Monuments with 2000 years of history were devastated in a two-earthquake bombardment. The devastation was to such a degree that many historic cities no longer bore a resemblance to what they once were. Alongside a death rate exceeding 50,000, the people of Syria and Turkey will feel the loss of cultural and historic landmarks. After such destruction, both nations are in desperate need of aid.
In the aftermath of the earthquake, Turkish Airlines, Pegasus and AnadoluJet have all provided evacuation flights and discounted flights out of the regions affected. The Foreign Office also reports that a few hotels are planning to help house the thousands affected by the earthquakes. However, millions are currently displaced altogether in both nations. In addition, in a letter to Turkey’s Minister of Culture and Tourism, leaders in the travel industry, such as the World Travel and Tourism Council (WTTC), have echoed the need for the tourist industry to “pull together and support each other.” The WTTC has also pledged to participate in a “rebuild in the future” for many of the buildings that suffered in the aftermath.

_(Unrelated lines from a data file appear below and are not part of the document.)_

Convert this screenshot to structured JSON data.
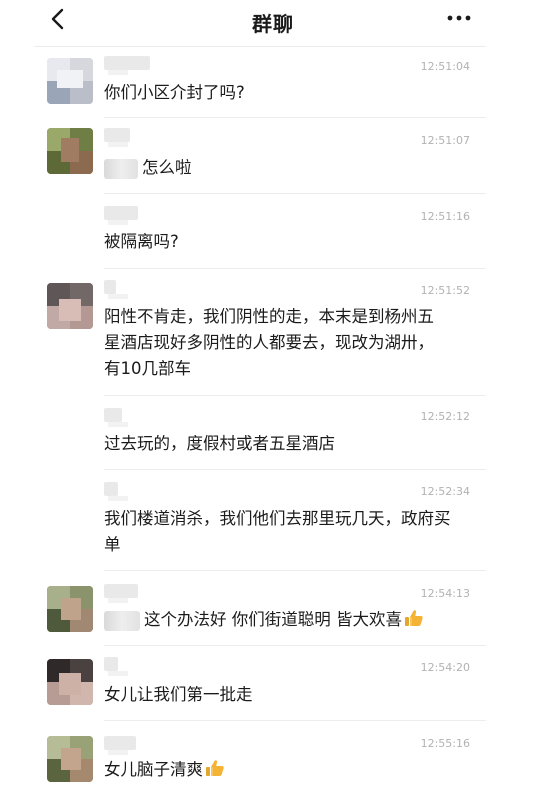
{
  "header": {
    "title": "群聊",
    "back_icon": "chevron-left-icon",
    "more_icon": "ellipsis-icon"
  },
  "messages": [
    {
      "time": "12:51:04",
      "text": "你们小区介封了吗?"
    },
    {
      "time": "12:51:07",
      "text": "怎么啦",
      "has_mention": true
    },
    {
      "time": "12:51:16",
      "text": "被隔离吗?"
    },
    {
      "time": "12:51:52",
      "text": "阳性不肯走，我们阴性的走，本末是到杨州五星酒店现好多阴性的人都要去，现改为湖卅，有10几部车"
    },
    {
      "time": "12:52:12",
      "text": "过去玩的，度假村或者五星酒店"
    },
    {
      "time": "12:52:34",
      "text": "我们楼道消杀，我们他们去那里玩几天，政府买单"
    },
    {
      "time": "12:54:13",
      "text": "这个办法好 你们街道聪明 皆大欢喜",
      "has_mention": true,
      "emoji": "thumbs-up-icon"
    },
    {
      "time": "12:54:20",
      "text": "女儿让我们第一批走"
    },
    {
      "time": "12:55:16",
      "text": "女儿脑子清爽",
      "emoji": "thumbs-up-icon"
    }
  ],
  "colors": {
    "time": "#b2b2b2",
    "divider": "#ededed",
    "thumb": "#f5b335"
  }
}
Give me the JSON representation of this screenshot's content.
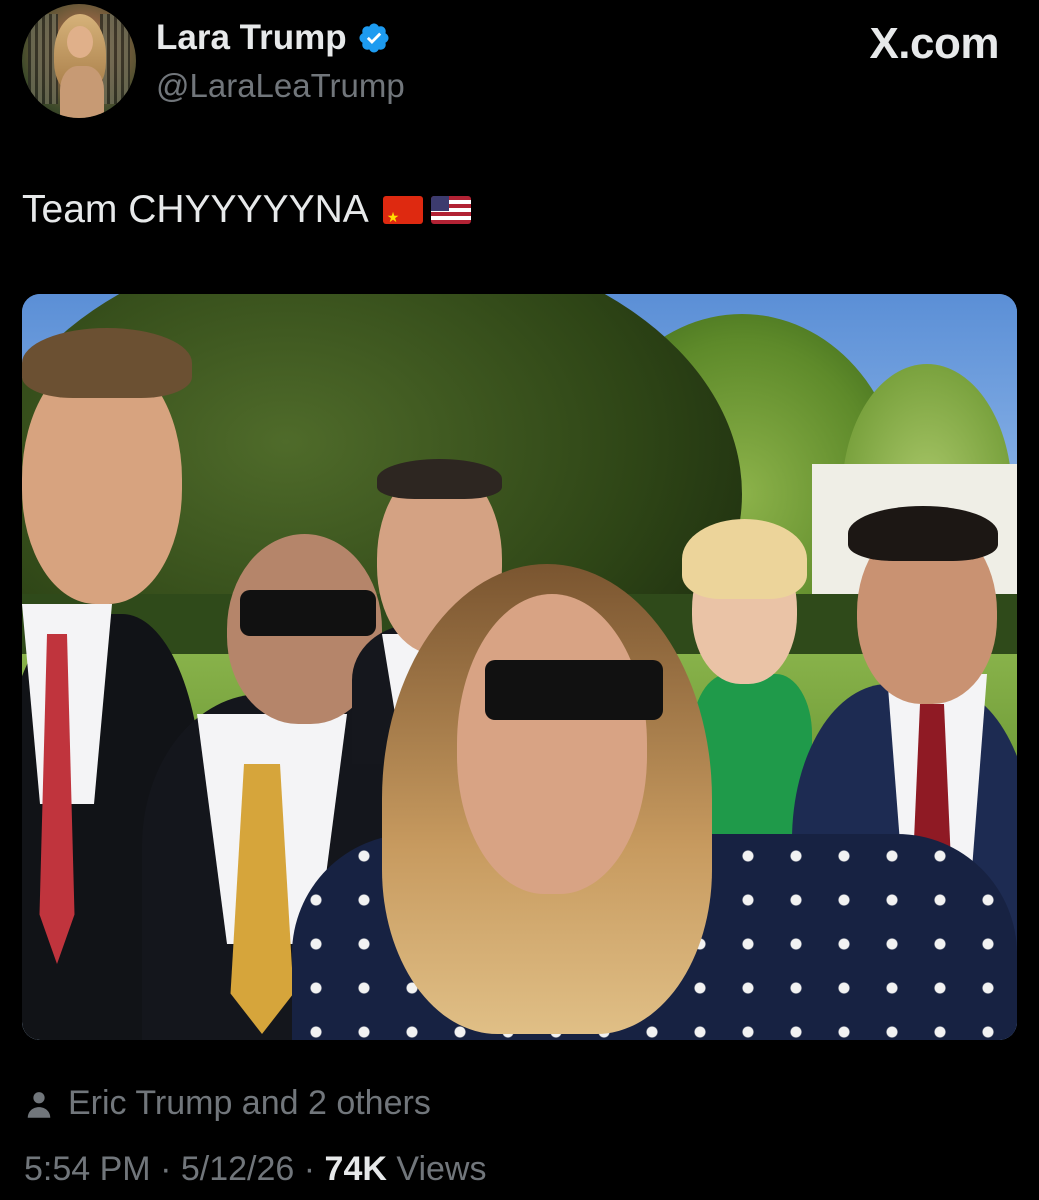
{
  "author": {
    "display_name": "Lara Trump",
    "handle": "@LaraLeaTrump",
    "verified": true,
    "avatar_icon": "profile-photo"
  },
  "brand": {
    "label": "X.com"
  },
  "tweet": {
    "text": "Team CHYYYYYNA",
    "emoji": [
      "china-flag",
      "us-flag"
    ]
  },
  "media": {
    "type": "photo"
  },
  "tagged": {
    "icon": "person-icon",
    "label": "Eric Trump and 2 others"
  },
  "footer": {
    "time": "5:54 PM",
    "date": "5/12/26",
    "views_count": "74K",
    "views_label": "Views",
    "separator": "·"
  },
  "colors": {
    "background": "#000000",
    "primary_text": "#e7e9ea",
    "secondary_text": "#71767b",
    "verified_badge": "#1d9bf0"
  }
}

Monuments with 2000 years of history were devastated in a two-earthquake bombardment
In Turkey, there was the tragic sight of the magnificent 2000-year-old castle of Gaziantep in ruins. The castle was built during the Roman occupation and further renovated under the Byzantine empire. The castle was once surrounded by lush greenery around the base of the erected cobble-bricked structure, while the city was recognised for its grand architecture and pistachio sculptures dotted around the city. Now 2000 years of stunning history has been reduced to rock and rubble in an instant. Very little of it now remains, with a few ruined stone walls and a base of unearthed green replaced by mud and sleet. This castle will no longer remain the site of the Gaziantep Defence and Heroism Panoramic Museum which will be a significant loss to the local tourist industry with it being listed as one of the top tourist sites in Gaziantep.
UNESCO cited the city as one of 47 cities part of their ‘Creative Cities Network’ in the field of Gastronomy. As a tourism hotspot for its local and innovative unique cuisine seeing, tourists came from far and wide to visit the region. However, we can expect a significant loss in tourism after the earthquake. Safety and suitability are what travellers look for. When that is not a guarantee in a nation, then, unfortunately, they will not be popular destinations.
The loss of Islamic cultural monuments will be felt dearly in Turkey
As well as the castle, the culturally significant religious monuments, the Sirvani Mosque and the Cathedral of Annunciation, did not make it through the immense earthquake unscathed. The loss of Islamic cultural monuments will be felt dearly in Turkey, which is a majority Muslim nation.
In Syria, the ancient city of Aleppo and its marvellous Citadel, a UNESCO World Heritage structure, had been ravished by the disaster. All that remained of the Citadel was a singular pillar that stood high over the crumbling walls of the third-millennium building that had withstood up until this point. The Citadel is one of the oldest castles in the world, while the Ayyubid mosque also sustained significant damage.
Our thoughts and prayers are with all the people affected by the devastation.
All of this culminates in a saddening loss of cultural history. We can only hope that what remains will be restored soon. Our thoughts and prayers are with all the people affected by the devastation.